In more recent news Wal-Mart has elected Marissa Mayer, Google’s (NASDAQ: GOOG) vice president for Local and Maps applications, to sit on its board. Although Mayer’s position cannot be solidified until the election this June, and it is hard to believe that one seat change can be a significant driver for its online business, it is an ideological shift that does show Wal-Mart is becoming increasingly serious about Internet retailing. Mayer, as Google’s first female engineer when she was first hired in 1999, does not have an extensive retail industry experience but is fluent in Google’s search-based technologies and with connecting with local consumers.
A Plus For Google?
Even more curious than how Mayer’s presence on Wal-Mart’s board will help the world’s largest retailer to strengthen its Internet business is if the move could potentially benefit Google. There has been some chatter – whether or not it is a far stretch – that the election of Mayer may allow for a possible integration with the Google Wallet mobile payment service and Wal-Mart’s extensive store footprint.
Google Wallet, which allows consumers to conduct transactions through their smartphones via near field communications (NFC), has been accepted with a rather muted reception thus far. Although the mobile payment industry is expected to significantly over the next several years – Juniper Research estimates it will hit $170 billion in payment volume in 2015, up from $60 billion in 2011 – the hurdle for Google is that there are multiple parties all vying for a meaningful piece of the pie. The success of Google Wallet lies on the unlocking of multiple key milestones:
- First, Google needs the buy-in from national phone carriers. Although it has partnered with the nation’s third largest carrier Sprint it has yet to gain the acceptance from #1 and #2 in AT&T and Verizon due to their co-production of a similar NFC mobile payment technology named Isis. Verizon actually blocked Google’s app from being downloaded on its popular Galaxy Nexus smartphone last December, citing “security concerns.”
- Google also needs acceptance from smartphone users, which are currently being bombarded with multiple mobile payment technology choices. The corporation is missing out on key access to hundreds of millions of smartphone customers with the lack of buy-in from AT&T and Verizon.
- Lastly, because the Google Wallet platform teams with large retailers to present actual payment sites to active users, it needs a large base of relevant, highly frequented retail chains to accept the program and install NFC reader hardware and software in their outlets.
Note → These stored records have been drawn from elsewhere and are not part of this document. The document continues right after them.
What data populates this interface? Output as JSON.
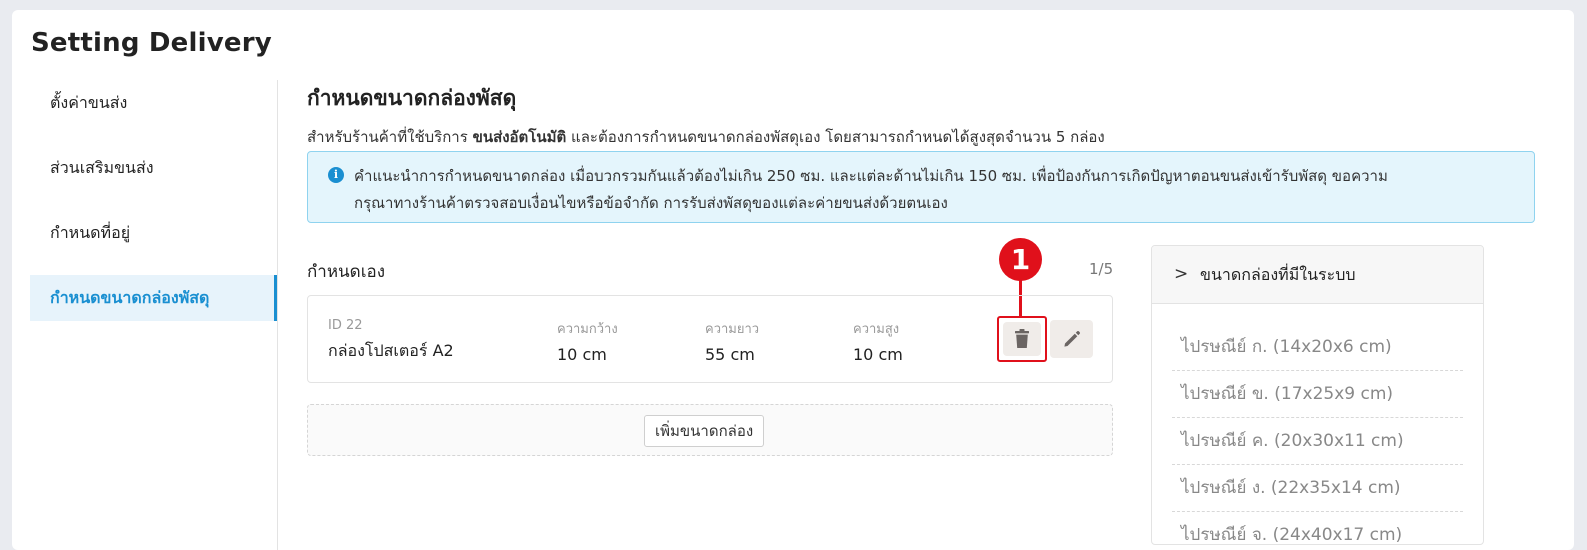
{
  "page": {
    "title": "Setting Delivery"
  },
  "sidebar": {
    "items": [
      {
        "label": "ตั้งค่าขนส่ง"
      },
      {
        "label": "ส่วนเสริมขนส่ง"
      },
      {
        "label": "กำหนดที่อยู่"
      },
      {
        "label": "กำหนดขนาดกล่องพัสดุ"
      }
    ],
    "active_index": 3
  },
  "main": {
    "title": "กำหนดขนาดกล่องพัสดุ",
    "desc_prefix": "สำหรับร้านค้าที่ใช้บริการ",
    "desc_bold": "ขนส่งอัตโนมัติ",
    "desc_suffix": "และต้องการกำหนดขนาดกล่องพัสดุเอง โดยสามารถกำหนดได้สูงสุดจำนวน 5 กล่อง",
    "info_icon": "i",
    "info_line1": "คำแนะนำการกำหนดขนาดกล่อง เมื่อบวกรวมกันแล้วต้องไม่เกิน 250 ซม. และแต่ละด้านไม่เกิน 150 ซม. เพื่อป้องกันการเกิดปัญหาตอนขนส่งเข้ารับพัสดุ ขอความ",
    "info_line2": "กรุณาทางร้านค้าตรวจสอบเงื่อนไขหรือข้อจำกัด การรับส่งพัสดุของแต่ละค่ายขนส่งด้วยตนเอง",
    "custom_label": "กำหนดเอง",
    "counter": "1/5",
    "boxes": [
      {
        "id": "ID 22",
        "name": "กล่องโปสเตอร์ A2",
        "width_label": "ความกว้าง",
        "width": "10 cm",
        "length_label": "ความยาว",
        "length": "55 cm",
        "height_label": "ความสูง",
        "height": "10 cm"
      }
    ],
    "add_button": "เพิ่มขนาดกล่อง",
    "callout_number": "1",
    "icons": {
      "delete": "trash-icon",
      "edit": "pencil-icon",
      "info": "info-icon",
      "expand": "chevron-right-icon"
    },
    "colors": {
      "accent": "#1a8fd1",
      "highlight": "#e0101b"
    }
  },
  "presets": {
    "header": "ขนาดกล่องที่มีในระบบ",
    "chevron": ">",
    "items": [
      "ไปรษณีย์ ก. (14x20x6 cm)",
      "ไปรษณีย์ ข. (17x25x9 cm)",
      "ไปรษณีย์ ค. (20x30x11 cm)",
      "ไปรษณีย์ ง. (22x35x14 cm)",
      "ไปรษณีย์ จ. (24x40x17 cm)"
    ]
  }
}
Although certain retailers including Macy’s, Subway, American Eagle Outfitters, and Jamba Juice have signed onto the program, this is but a first step in the long process of creating a robust mobile payment system.
Gaining the buy-in from the largest retailer would inject a considerable amount of life back into the Google Wallet program, and could result in the future acceptance by larger carriers and thus the use by smartphone owners on a nationwide basis. This is a hypothetical series of actions and reactions, of course, but it does show that there is potentially more upside for Google in the Google/Wal-Mart tie-in than there is for Wal-Mart.
Motley Fool newsletter services recommend Amazon.com, Google and Wal-Mart Stores. The Motley Fool owns shares of Amazon.com, Google and Wal-Mart Stores. gibbstom13 has no positions in the stocks mentioned above. Try any of our Foolish newsletter services free for 30 days. We Fools may not all hold the same opinions, but we all believe that considering a diverse range of insights makes us better investors. The Motley Fool has a disclosure policy.